Ah well. Friends always seem to fade away, I’d just accelerated the process by losing his contact information. I didn’t even remember his name. I’ve had a lot of friendships drift apart after two, three years…this one was kaput after two days. Is there really that much of a difference? It occurred to me that I wouldn’t be going to Scotland, but damn, that was a hell of an exciting trip to plan. I went and saw Rodin’s Thinker and then the Eiffel Tower, and when it got dark, I sat in the hostel bar and found new people to drink with.


Monday Night Snow Fall


snow 2I’m meeting Y, my girlfriend, in the subway station at 6:45. It’ll be the first time I leave the apartment today. Y broke the door off the cabinet last night and I was supposed to fix it. I couldn’t. I figure I’ll say it’s because there’s a screw missing. Find that screw, and I’ll have the door back on no problemo. Two minutes, tops. Yeah, the screw is my scapegoat, and I’m thankful for it. I know that Y will see right through this, but I figure I’ll say it anyways. I must have some sort of excuse. It’s expected of me.

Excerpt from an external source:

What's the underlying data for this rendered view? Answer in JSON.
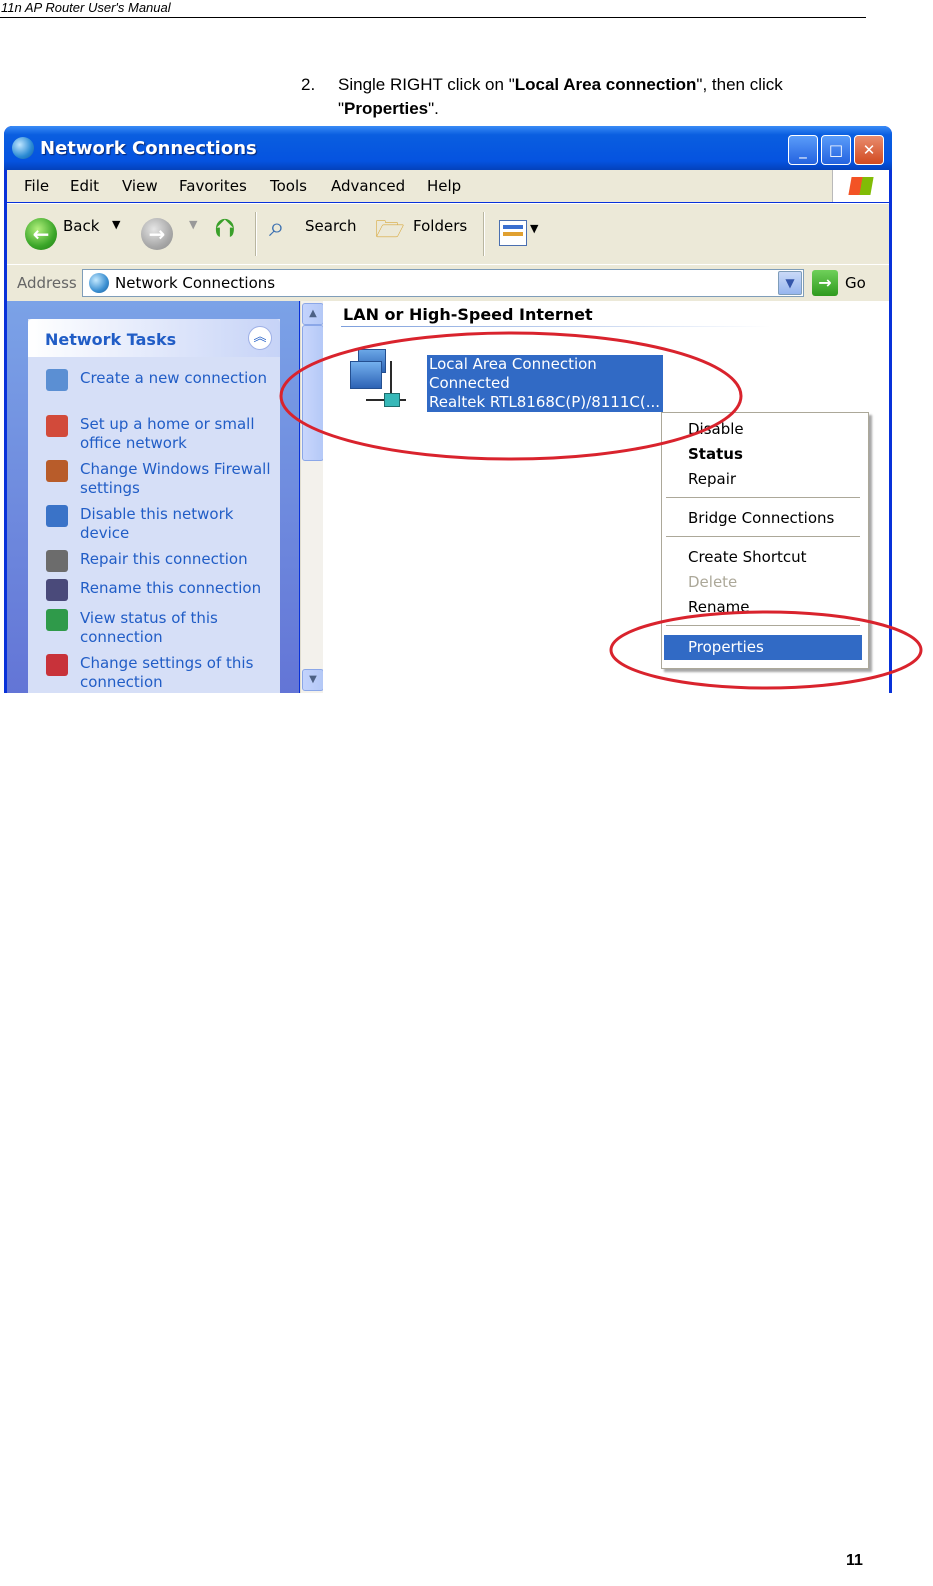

When she comes out of the subway station, I’m waiting for her. She looks lovely. Outside, Seoul has gone cold, winter jacket mean. Y’s face is reactive; she turns it away from the wind and scowls. I haven’t had my hair cut since September and we walk to a barber shop. There’s a spinning barber’s pole outside the place, pink and yellow, cartoon girls with big eyes going round and round. The lady inside sits me down and asks Y what she’s supposed to do to me. Y tells her something in Korean, relaxing in the seat next to me, and soon there’s hair falling from my head. I hate getting my hair cut, having to look at myself in the mirror, practically forced to, my heinous image inescapable; when it’s mercifully over, the lady asks me if it’s okay, and I, in turn, ask Y.

Afterwards, Y takes me to a restaurant where she orders us Canadian eel. We put the long, thin eels, dressed in red spices, onto a grill and cut them to shreds with scissors. The meat is chewy. Y’s ponytail has come undone; it’s losing its sense of order, a long strand of hair going down the side of her face. She’s got a yellow shirt on and a necklace with big white plastic pearls. I don’t think she’s ever looked more beautiful. We eat the eel with mint leaves and garlic cloves. I tell her she looks beautiful and she laughs.

Which, while not the intended response, is okay, since it emphasizes my point.

On the way back, it starts to snow. This is the first snow either of us has seen this year. Sure, it’s freezing cold and dark outside, but that’s all background noise. I feel so proud walking next to Y. I want to kiss her. It’s only a short walk home, and the snow falls softly down on her black hair.